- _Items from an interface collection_
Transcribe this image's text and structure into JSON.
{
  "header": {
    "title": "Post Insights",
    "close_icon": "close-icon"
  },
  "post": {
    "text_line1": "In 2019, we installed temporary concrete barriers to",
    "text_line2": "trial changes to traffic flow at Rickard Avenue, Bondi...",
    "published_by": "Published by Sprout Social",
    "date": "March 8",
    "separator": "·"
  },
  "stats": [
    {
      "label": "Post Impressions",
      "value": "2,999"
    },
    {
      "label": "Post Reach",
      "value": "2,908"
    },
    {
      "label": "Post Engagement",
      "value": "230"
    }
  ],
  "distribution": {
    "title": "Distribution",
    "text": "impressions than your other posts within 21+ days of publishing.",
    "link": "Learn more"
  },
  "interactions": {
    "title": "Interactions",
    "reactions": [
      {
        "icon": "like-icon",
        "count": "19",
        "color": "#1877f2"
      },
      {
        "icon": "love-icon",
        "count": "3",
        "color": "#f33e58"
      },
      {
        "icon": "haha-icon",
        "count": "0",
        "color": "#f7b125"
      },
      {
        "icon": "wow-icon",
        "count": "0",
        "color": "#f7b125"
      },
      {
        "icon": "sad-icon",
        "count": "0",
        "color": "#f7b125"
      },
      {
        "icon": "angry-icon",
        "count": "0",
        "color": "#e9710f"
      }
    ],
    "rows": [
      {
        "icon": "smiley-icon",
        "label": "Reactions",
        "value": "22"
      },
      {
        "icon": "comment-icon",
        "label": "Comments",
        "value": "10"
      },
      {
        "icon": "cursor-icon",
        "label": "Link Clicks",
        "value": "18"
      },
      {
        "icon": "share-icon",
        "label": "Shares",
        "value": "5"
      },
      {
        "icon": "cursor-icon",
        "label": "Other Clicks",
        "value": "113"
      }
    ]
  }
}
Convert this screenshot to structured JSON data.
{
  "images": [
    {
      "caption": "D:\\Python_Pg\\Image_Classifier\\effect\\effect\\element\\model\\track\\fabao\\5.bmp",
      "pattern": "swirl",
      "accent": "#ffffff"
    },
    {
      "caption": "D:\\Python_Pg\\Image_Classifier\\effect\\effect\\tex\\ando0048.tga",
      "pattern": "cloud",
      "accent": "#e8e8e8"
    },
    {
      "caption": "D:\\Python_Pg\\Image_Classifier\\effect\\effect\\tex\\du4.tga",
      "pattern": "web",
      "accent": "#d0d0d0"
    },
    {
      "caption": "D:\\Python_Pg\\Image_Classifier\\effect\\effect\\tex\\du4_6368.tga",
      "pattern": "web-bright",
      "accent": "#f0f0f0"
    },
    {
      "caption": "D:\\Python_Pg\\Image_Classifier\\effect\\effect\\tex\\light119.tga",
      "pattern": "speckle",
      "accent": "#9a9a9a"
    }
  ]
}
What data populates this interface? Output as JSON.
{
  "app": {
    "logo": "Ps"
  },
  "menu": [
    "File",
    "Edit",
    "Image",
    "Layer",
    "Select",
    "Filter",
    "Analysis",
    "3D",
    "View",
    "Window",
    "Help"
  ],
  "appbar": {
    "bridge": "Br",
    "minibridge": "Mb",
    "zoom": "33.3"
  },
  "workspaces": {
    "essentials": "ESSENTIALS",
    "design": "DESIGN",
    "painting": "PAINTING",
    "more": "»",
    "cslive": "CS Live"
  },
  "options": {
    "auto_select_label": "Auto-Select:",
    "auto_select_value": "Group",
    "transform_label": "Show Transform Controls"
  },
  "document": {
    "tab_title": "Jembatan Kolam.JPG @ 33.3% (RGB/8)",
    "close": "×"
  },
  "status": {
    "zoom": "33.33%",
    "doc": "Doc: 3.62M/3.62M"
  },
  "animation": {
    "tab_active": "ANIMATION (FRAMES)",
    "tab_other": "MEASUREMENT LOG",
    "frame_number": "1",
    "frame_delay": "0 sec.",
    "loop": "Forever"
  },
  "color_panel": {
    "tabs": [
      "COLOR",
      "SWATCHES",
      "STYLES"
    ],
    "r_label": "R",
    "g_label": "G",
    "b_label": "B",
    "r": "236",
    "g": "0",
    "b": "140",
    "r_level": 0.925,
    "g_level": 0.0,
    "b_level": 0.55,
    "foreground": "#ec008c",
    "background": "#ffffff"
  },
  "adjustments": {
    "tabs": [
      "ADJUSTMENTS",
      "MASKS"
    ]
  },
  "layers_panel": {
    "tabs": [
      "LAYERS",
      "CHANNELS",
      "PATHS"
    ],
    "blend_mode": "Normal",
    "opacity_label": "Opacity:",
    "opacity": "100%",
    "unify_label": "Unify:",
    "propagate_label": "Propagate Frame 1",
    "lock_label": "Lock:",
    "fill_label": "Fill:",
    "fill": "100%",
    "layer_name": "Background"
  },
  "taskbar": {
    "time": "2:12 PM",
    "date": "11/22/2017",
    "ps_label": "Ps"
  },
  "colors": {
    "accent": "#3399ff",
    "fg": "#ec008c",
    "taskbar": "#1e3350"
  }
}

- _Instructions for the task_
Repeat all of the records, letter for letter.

- _Reply_
Transcribe this image's text and structure into JSON.
{
  "header": {
    "title": "Post Insights",
    "close_icon": "close-icon"
  },
  "post": {
    "text_line1": "In 2019, we installed temporary concrete barriers to",
    "text_line2": "trial changes to traffic flow at Rickard Avenue, Bondi...",
    "published_by": "Published by Sprout Social",
    "date": "March 8",
    "separator": "·"
  },
  "stats": [
    {
      "label": "Post Impressions",
      "value": "2,999"
    },
    {
      "label": "Post Reach",
      "value": "2,908"
    },
    {
      "label": "Post Engagement",
      "value": "230"
    }
  ],
  "distribution": {
    "title": "Distribution",
    "text": "impressions than your other posts within 21+ days of publishing.",
    "link": "Learn more"
  },
  "interactions": {
    "title": "Interactions",
    "reactions": [
      {
        "icon": "like-icon",
        "count": "19",
        "color": "#1877f2"
      },
      {
        "icon": "love-icon",
        "count": "3",
        "color": "#f33e58"
      },
      {
        "icon": "haha-icon",
        "count": "0",
        "color": "#f7b125"
      },
      {
        "icon": "wow-icon",
        "count": "0",
        "color": "#f7b125"
      },
      {
        "icon": "sad-icon",
        "count": "0",
        "color": "#f7b125"
      },
      {
        "icon": "angry-icon",
        "count": "0",
        "color": "#e9710f"
      }
    ],
    "rows": [
      {
        "icon": "smiley-icon",
        "label": "Reactions",
        "value": "22"
      },
      {
        "icon": "comment-icon",
        "label": "Comments",
        "value": "10"
      },
      {
        "icon": "cursor-icon",
        "label": "Link Clicks",
        "value": "18"
      },
      {
        "icon": "share-icon",
        "label": "Shares",
        "value": "5"
      },
      {
        "icon": "cursor-icon",
        "label": "Other Clicks",
        "value": "113"
      }
    ]
  }
}
Convert this screenshot to structured JSON data.
{
  "images": [
    {
      "caption": "D:\\Python_Pg\\Image_Classifier\\effect\\effect\\element\\model\\track\\fabao\\5.bmp",
      "pattern": "swirl",
      "accent": "#ffffff"
    },
    {
      "caption": "D:\\Python_Pg\\Image_Classifier\\effect\\effect\\tex\\ando0048.tga",
      "pattern": "cloud",
      "accent": "#e8e8e8"
    },
    {
      "caption": "D:\\Python_Pg\\Image_Classifier\\effect\\effect\\tex\\du4.tga",
      "pattern": "web",
      "accent": "#d0d0d0"
    },
    {
      "caption": "D:\\Python_Pg\\Image_Classifier\\effect\\effect\\tex\\du4_6368.tga",
      "pattern": "web-bright",
      "accent": "#f0f0f0"
    },
    {
      "caption": "D:\\Python_Pg\\Image_Classifier\\effect\\effect\\tex\\light119.tga",
      "pattern": "speckle",
      "accent": "#9a9a9a"
    }
  ]
}
What data populates this interface? Output as JSON.
{
  "app": {
    "logo": "Ps"
  },
  "menu": [
    "File",
    "Edit",
    "Image",
    "Layer",
    "Select",
    "Filter",
    "Analysis",
    "3D",
    "View",
    "Window",
    "Help"
  ],
  "appbar": {
    "bridge": "Br",
    "minibridge": "Mb",
    "zoom": "33.3"
  },
  "workspaces": {
    "essentials": "ESSENTIALS",
    "design": "DESIGN",
    "painting": "PAINTING",
    "more": "»",
    "cslive": "CS Live"
  },
  "options": {
    "auto_select_label": "Auto-Select:",
    "auto_select_value": "Group",
    "transform_label": "Show Transform Controls"
  },
  "document": {
    "tab_title": "Jembatan Kolam.JPG @ 33.3% (RGB/8)",
    "close": "×"
  },
  "status": {
    "zoom": "33.33%",
    "doc": "Doc: 3.62M/3.62M"
  },
  "animation": {
    "tab_active": "ANIMATION (FRAMES)",
    "tab_other": "MEASUREMENT LOG",
    "frame_number": "1",
    "frame_delay": "0 sec.",
    "loop": "Forever"
  },
  "color_panel": {
    "tabs": [
      "COLOR",
      "SWATCHES",
      "STYLES"
    ],
    "r_label": "R",
    "g_label": "G",
    "b_label": "B",
    "r": "236",
    "g": "0",
    "b": "140",
    "r_level": 0.925,
    "g_level": 0.0,
    "b_level": 0.55,
    "foreground": "#ec008c",
    "background": "#ffffff"
  },
  "adjustments": {
    "tabs": [
      "ADJUSTMENTS",
      "MASKS"
    ]
  },
  "layers_panel": {
    "tabs": [
      "LAYERS",
      "CHANNELS",
      "PATHS"
    ],
    "blend_mode": "Normal",
    "opacity_label": "Opacity:",
    "opacity": "100%",
    "unify_label": "Unify:",
    "propagate_label": "Propagate Frame 1",
    "lock_label": "Lock:",
    "fill_label": "Fill:",
    "fill": "100%",
    "layer_name": "Background"
  },
  "taskbar": {
    "time": "2:12 PM",
    "date": "11/22/2017",
    "ps_label": "Ps"
  },
  "colors": {
    "accent": "#3399ff",
    "fg": "#ec008c",
    "taskbar": "#1e3350"
  }
}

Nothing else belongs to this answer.